And so to the Nine Hour Race at Goodwood, organized by "News of the World", and documented many times by better pens than mine. Here, we experienced our first major fire; it consumed DB3/3, and resulted in John Wyer, Jack Sopp, and Fred Lown all receiving fairly serious burns. I’m still not certain in my own mind that the cause of the spilt fuel has ever been accurately described; however, we all knew that the ignition was generated by the failure of an oil seal in the differential, just by the inboard brakes! For this race, DB3/3 had been fitted with the new 3-litre engine – the connecting rods now offset at the big end rather than the wrist-pin end, which obviously should have been done in the first place.

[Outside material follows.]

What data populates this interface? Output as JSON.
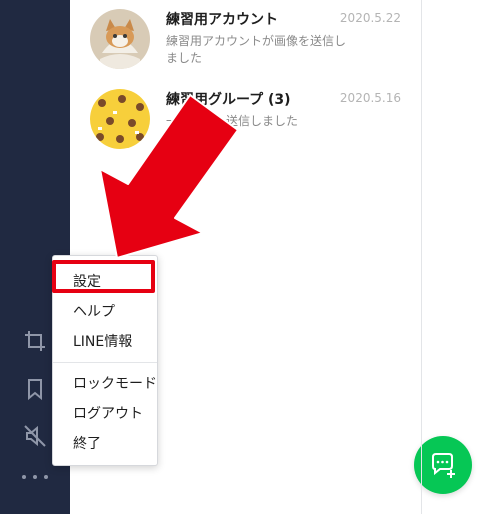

After the retirement of DB3/3, the Collins/Griffith car (DB3/5) went on to win. Even this did not occur without trauma, for in the last hour number two exhaust valve broke, and this resulted in a drop of 600 RPM. Furthermore, the fabricated exhaust manifold cracked, and we could see the flames coming from hood on the over-run at the end of Levant Straight. On the last pit stop, John King poured water into the cockpit and over Peter Collins (remember, this is at 11:00 PM), simply telling him to press on – which he did! At the conclusion of the race, the celebrations, prize-giving, and so forth, John and I went to return the car to the hotel’s garage. We couldn’t have moved more than twenty yards when the engine dead completely. Investigating, we found the coil laying in the undertray – the coil bracket had fractured!

Our racing manager was hospitalized, but not idle; his plans included a prolonged test to next year’s cars with revised 3-litre engines, modified hypoids, etc., etc., etc. Bill James, Fred Lown, John King, and I were charged with building these cars, and my notebook dated November 3, 1952, shows these cars having the following specification:

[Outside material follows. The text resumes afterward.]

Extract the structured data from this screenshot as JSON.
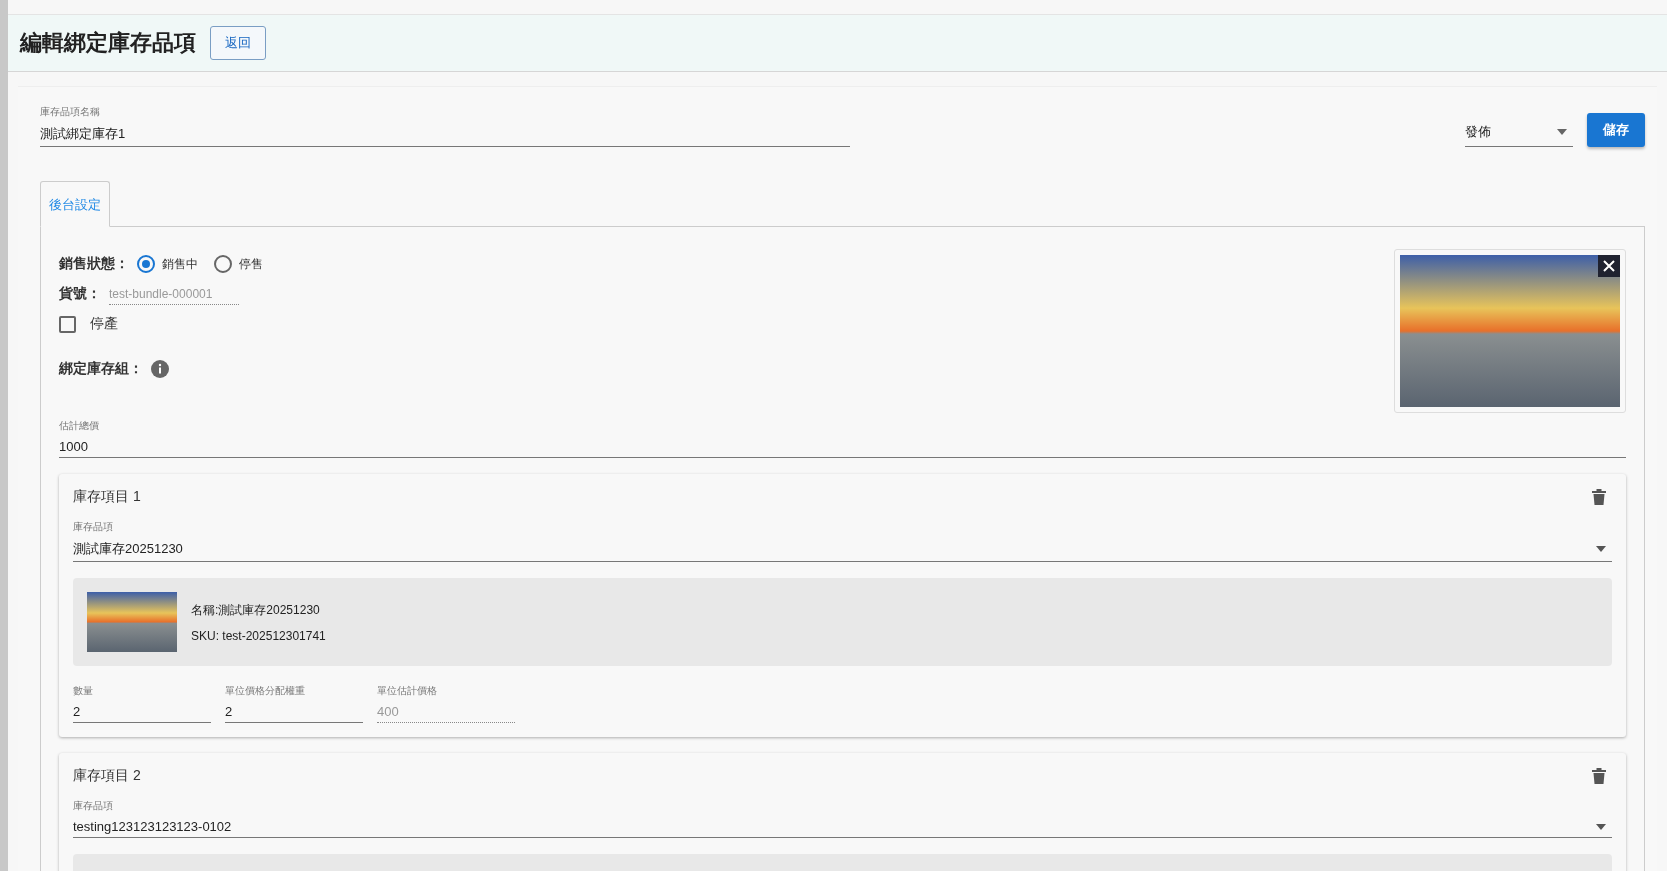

DB3/4, Engine # DP101/7 Engine: 2.9L Goodwood Spec.

Crankshaft: EN.25

Main Bearings: GPD 98/1

Rod Bearings: RD3523 Copper Lead

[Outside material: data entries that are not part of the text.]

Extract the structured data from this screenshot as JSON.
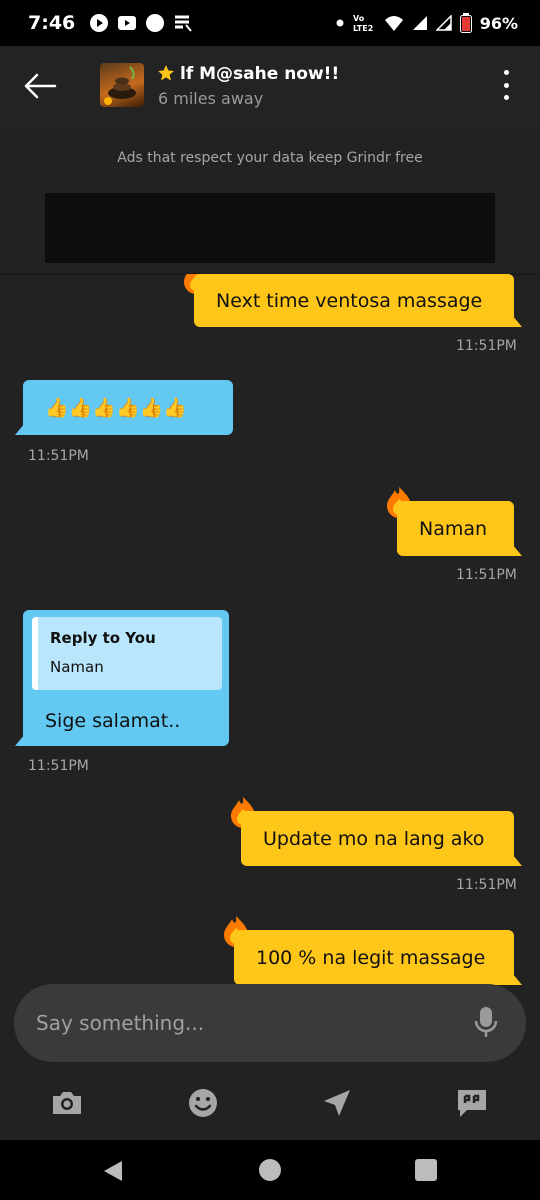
{
  "status_bar": {
    "time": "7:46",
    "network": "Vo)) LTE2",
    "battery": "96%"
  },
  "header": {
    "name": "lf M@sahe now!!",
    "distance": "6 miles away",
    "star_color": "#ffc61a"
  },
  "ad": {
    "note": "Ads that respect your data keep Grindr free"
  },
  "messages": [
    {
      "direction": "out",
      "text": "Next time ventosa massage",
      "time": "11:51PM",
      "flame": true
    },
    {
      "direction": "in",
      "text": "👍👍👍👍👍👍",
      "time": "11:51PM"
    },
    {
      "direction": "out",
      "text": "Naman",
      "time": "11:51PM",
      "flame": true
    },
    {
      "direction": "in",
      "reply_title": "Reply to You",
      "reply_text": "Naman",
      "text": "Sige salamat..",
      "time": "11:51PM"
    },
    {
      "direction": "out",
      "text": "Update mo na lang ako",
      "time": "11:51PM",
      "flame": true
    },
    {
      "direction": "out",
      "text": "100 % na legit massage",
      "flame": true
    }
  ],
  "composer": {
    "placeholder": "Say something..."
  },
  "actions": [
    "camera-icon",
    "emoji-icon",
    "location-icon",
    "saved-phrases-icon"
  ],
  "colors": {
    "outgoing": "#ffc61a",
    "incoming": "#63c9f2",
    "background": "#222222"
  }
}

Pistons: A72004 8.25:1 C/R

Block: Cast Iron Modified

Carburettors: Weber 36 DCF/5

Exhaust Manifold: Cast

Clutch: DB278

Drive Plate: 5071

Lining: Mintex 19

Rear Ratio: 9/34 Four Star Diff

Brake Linings: Mintex M.14

Wheel Cylinders: 1-1/8" dia.

Rear Torsion Bar: 56138/56310

DB3/5, Engine # DP101/8 Engine: 2.9L Goodwood Spec.

Crankshaft: EN.25

Main Bearings: 4143

Rod Bearings: 071537

Pistons: A72004 8.25:1 C/R

Block: Cast Iron, Standard

Carburettors: Weber 35 DCO/1

Exhaust Manifold: Fabricated

Clutch: DB279

Drive Plate: 5071

Lining: Reybestos 41

Rear Ratio: 9/34 Four Star Diff

Brake Linings: Mintex M.20

Wheel Cylinder: 1" dia.

Rear Torsion Bar: C71963/71937

December saw us off to Monza for testing, with Bill James and I in the transporter, and Jack Sopp and John King in the Lagonda prototype – this known as the "Red Monster" – as escort. Our departure date coincided with what Londoners, in 1952, called the Five Day Fog (some 2500 people died during this period). Our normal five-hour journey from Feltham to Dover took almost twelve hours on this occasion; in fact, the fog also blanketed part of France, and we did not escape this miserable condition until we were approaching Chateau Thierry. John Wyer and his assistant, Brian Clayton, with drivers Abecassis, Collins, and Griffith, attempted the journey to Monza in the DeHaviland Dove; but, because of the adverse weather, they completed it by train! At last, however, they arrived. The first two days’ tests were conducted in fairly good weather; but then the fog came, and this was followed by snow! We cleared the track by lapping in the Lagonda, and found that the lap times for the DB3 were not much slower than they would have been under ordinary wet conditions. Homeward bound for Christmas, we felt enough had been accomplished to set out 1953 specifications with some confidence – and so we ended our 1952 season.

 Join us next time for the 1953 season with the Works Aston’s.